→ **SOURCE RECORDS**:
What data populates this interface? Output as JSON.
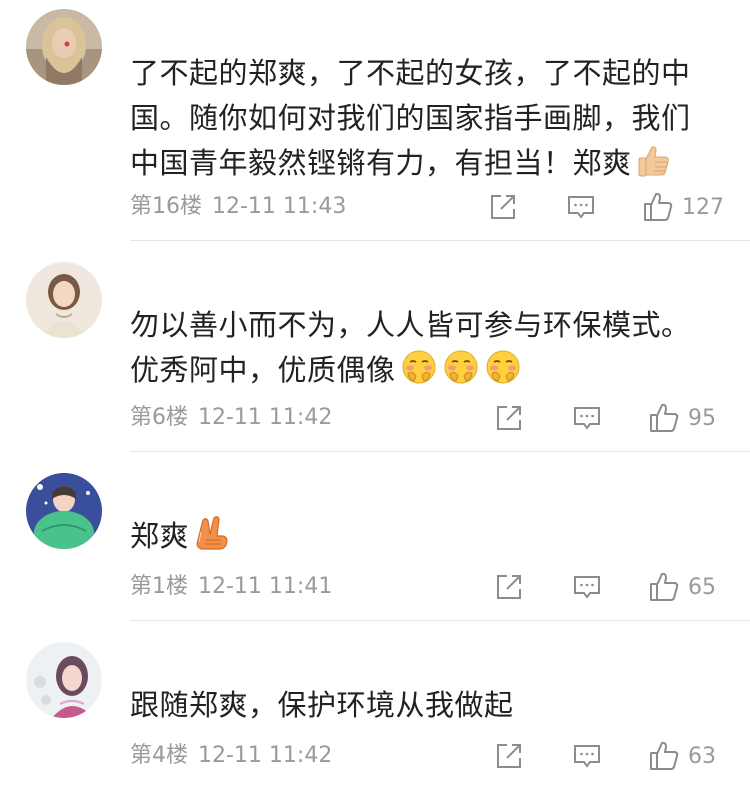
{
  "comments": [
    {
      "text_lines": [
        "了不起的郑爽，了不起的女孩，了不起的中",
        "国。随你如何对我们的国家指手画脚，我们",
        "中国青年毅然铿锵有力，有担当！郑爽"
      ],
      "emojis": [
        "thumbs-up-emoji"
      ],
      "floor": "第16楼",
      "time": "12-11 11:43",
      "likes": "127"
    },
    {
      "text_lines": [
        "勿以善小而不为，人人皆可参与环保模式。",
        "优秀阿中，优质偶像"
      ],
      "emojis": [
        "blush-face-emoji",
        "blush-face-emoji",
        "blush-face-emoji"
      ],
      "floor": "第6楼",
      "time": "12-11 11:42",
      "likes": "95"
    },
    {
      "text_lines": [
        "郑爽"
      ],
      "emojis": [
        "victory-hand-emoji"
      ],
      "floor": "第1楼",
      "time": "12-11 11:41",
      "likes": "65"
    },
    {
      "text_lines": [
        "跟随郑爽，保护环境从我做起"
      ],
      "emojis": [],
      "floor": "第4楼",
      "time": "12-11 11:42",
      "likes": "63"
    }
  ],
  "colors": {
    "text": "#222222",
    "meta": "#9a9a9a",
    "divider": "#e6e6e6",
    "icon": "#8c8c8c"
  }
}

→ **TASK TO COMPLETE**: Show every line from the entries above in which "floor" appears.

→ **SOLUTION FOR THIS TASK**:
      "floor": "第16楼",
      "floor": "第6楼",
      "floor": "第1楼",
      "floor": "第4楼",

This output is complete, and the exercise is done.